It’s that time of year again: the longlist for the 2017 International Dublin Literary Award, the world’s richest literary prize, has been announced.
There are 147 titles on the list — from all corners of the world — all of which have been nominated by librarians, making it a proper “readers’ prize”.
You may remember that last year I put together a list of books on the 2016 list, which was hugely popular, so I thought I’d do the same again this year. I’ve focused on the titles that come from the countries I like to champion on this blog: Australia, Canada and Ireland.
The books have been arranged in alphabetical order by author surname.
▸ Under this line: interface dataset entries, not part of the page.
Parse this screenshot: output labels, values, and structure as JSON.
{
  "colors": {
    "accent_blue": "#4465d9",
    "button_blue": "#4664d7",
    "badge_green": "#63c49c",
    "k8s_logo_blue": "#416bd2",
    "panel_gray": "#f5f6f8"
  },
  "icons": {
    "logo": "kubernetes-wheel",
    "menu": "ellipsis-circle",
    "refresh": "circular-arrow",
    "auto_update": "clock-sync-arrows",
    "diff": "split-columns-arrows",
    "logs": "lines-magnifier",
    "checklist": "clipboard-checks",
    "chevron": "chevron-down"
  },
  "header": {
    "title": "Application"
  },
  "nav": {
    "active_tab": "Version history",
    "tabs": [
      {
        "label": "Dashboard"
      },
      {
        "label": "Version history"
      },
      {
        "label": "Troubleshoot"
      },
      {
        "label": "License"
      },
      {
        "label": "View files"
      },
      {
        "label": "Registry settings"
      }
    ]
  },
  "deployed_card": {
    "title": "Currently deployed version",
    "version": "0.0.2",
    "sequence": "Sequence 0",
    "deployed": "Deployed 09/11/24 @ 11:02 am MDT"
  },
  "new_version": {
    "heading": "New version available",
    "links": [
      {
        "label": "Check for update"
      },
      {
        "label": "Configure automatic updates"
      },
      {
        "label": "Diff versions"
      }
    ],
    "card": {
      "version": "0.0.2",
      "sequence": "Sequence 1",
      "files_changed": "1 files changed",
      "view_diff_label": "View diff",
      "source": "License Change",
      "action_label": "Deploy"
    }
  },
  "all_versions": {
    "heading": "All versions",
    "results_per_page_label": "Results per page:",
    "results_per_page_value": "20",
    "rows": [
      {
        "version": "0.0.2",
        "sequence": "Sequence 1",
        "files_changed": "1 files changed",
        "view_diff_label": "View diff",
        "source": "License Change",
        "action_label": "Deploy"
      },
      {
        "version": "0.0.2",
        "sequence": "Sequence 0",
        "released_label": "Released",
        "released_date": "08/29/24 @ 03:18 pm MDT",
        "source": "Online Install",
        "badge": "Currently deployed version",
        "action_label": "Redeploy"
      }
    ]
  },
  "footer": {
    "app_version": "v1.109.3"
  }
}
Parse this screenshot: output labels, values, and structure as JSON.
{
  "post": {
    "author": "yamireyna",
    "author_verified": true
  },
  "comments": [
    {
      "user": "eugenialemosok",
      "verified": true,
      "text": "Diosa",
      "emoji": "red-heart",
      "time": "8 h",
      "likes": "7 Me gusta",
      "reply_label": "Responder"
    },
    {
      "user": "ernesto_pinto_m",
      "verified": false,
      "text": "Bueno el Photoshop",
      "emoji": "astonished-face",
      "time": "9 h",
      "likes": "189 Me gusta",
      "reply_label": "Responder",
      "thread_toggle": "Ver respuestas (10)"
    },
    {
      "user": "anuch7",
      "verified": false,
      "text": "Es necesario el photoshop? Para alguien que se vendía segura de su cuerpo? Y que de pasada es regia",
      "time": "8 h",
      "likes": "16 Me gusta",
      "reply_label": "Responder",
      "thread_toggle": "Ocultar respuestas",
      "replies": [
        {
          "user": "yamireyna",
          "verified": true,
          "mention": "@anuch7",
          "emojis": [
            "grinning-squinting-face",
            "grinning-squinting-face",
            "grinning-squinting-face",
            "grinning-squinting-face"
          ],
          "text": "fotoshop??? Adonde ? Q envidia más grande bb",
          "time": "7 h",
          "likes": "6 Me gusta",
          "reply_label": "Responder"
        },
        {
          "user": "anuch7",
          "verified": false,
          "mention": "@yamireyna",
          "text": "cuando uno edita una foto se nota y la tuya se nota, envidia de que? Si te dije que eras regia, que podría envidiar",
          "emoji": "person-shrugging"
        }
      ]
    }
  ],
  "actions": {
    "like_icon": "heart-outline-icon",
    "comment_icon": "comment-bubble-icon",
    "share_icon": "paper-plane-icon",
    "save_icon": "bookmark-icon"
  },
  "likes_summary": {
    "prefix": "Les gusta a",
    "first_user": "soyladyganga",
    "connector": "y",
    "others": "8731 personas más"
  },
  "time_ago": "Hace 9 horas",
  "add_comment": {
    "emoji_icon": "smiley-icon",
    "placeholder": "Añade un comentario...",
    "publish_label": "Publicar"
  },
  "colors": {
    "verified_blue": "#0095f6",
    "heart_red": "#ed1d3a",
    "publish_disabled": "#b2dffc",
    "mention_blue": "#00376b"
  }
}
Click on each book title to read my review in full.
Fifteen Dogs by André Alexis (Canadian)
The winner of the 2015 Giller Prize, this strange and surreal novel follows the antics of 15 dogs who, overnight, are granted the power of language and reasoning and then follows what happens to them.
Beatlebone by Kevin Barry (Irish)
The winner of the 2015 Goldsmiths Prize and my favourite read from last year, this book charts one man’s midlife crisis as he searches for the Irish island he bought years earlier but has never properly visited.
Spill Simmer Falter Wither by Sara Baume (Irish)
This beautifully written debut novel follows the up-and-down relationship, over the course of a year, between a troubled man and the viscious rescue dog he has adopted.
Undermajordomo Minor by Patrick deWitt (Canadian)
This is a dark, often funny, Gothic fairy tale about a young man who experiences many strange things when he begins working for the “majordomo” of a creepy castle in a remote village.
The Green Road by Anne Enright (Irish)
A family drama-cum-black-comedy, this prize-winning novel follows the lives of four siblings and their needy, domineering mother over the course of 25 years.
Hope Farm by Peggy Frew (Australian)
This is an engaging story about a 13-year-old girl being brought up in the 1980s by a single mother living in a hippy commune.
The World Without Us by Mireille Juchau (Australian)
An environmental novel, or perhaps even a cli-fi one, this is a beautifully constructed tale about family secrets, love, loss, parenthood and community set in a rural village in northern New South Wales.
The Little Red Chairs by Edna O’Brien (Irish)
War crimes, retribution and justice are the central themes of this novel, which looks at the long-lasting impact of the Siege of Sarajevo and focuses on a (fictional) war criminal who goes in to hiding in a small Irish village.
Salt Creek by Lucy Treloar (Australian)
A superb historical novel, Salt Creek tells the story of one family’s attempt to settle and tame a remote region on the South Australian coast in the mid-19th century, and the dreadful, heartbreaking repercussions that follow.
The Natural Way of Things by Charlotte Wood (Australian)
The winner of this year’s Stella Prize, this anger-fuelled dystopian tale set in the Australian outback focuses on misogyny and sexual shaming.
The prize shortlist will be published on 11 April 2017, and the winner will be announced on 21 June. To find out more, and to view the longlist in full, please visit the official website.
Have you read any of these books? Or others from the extensive longlist?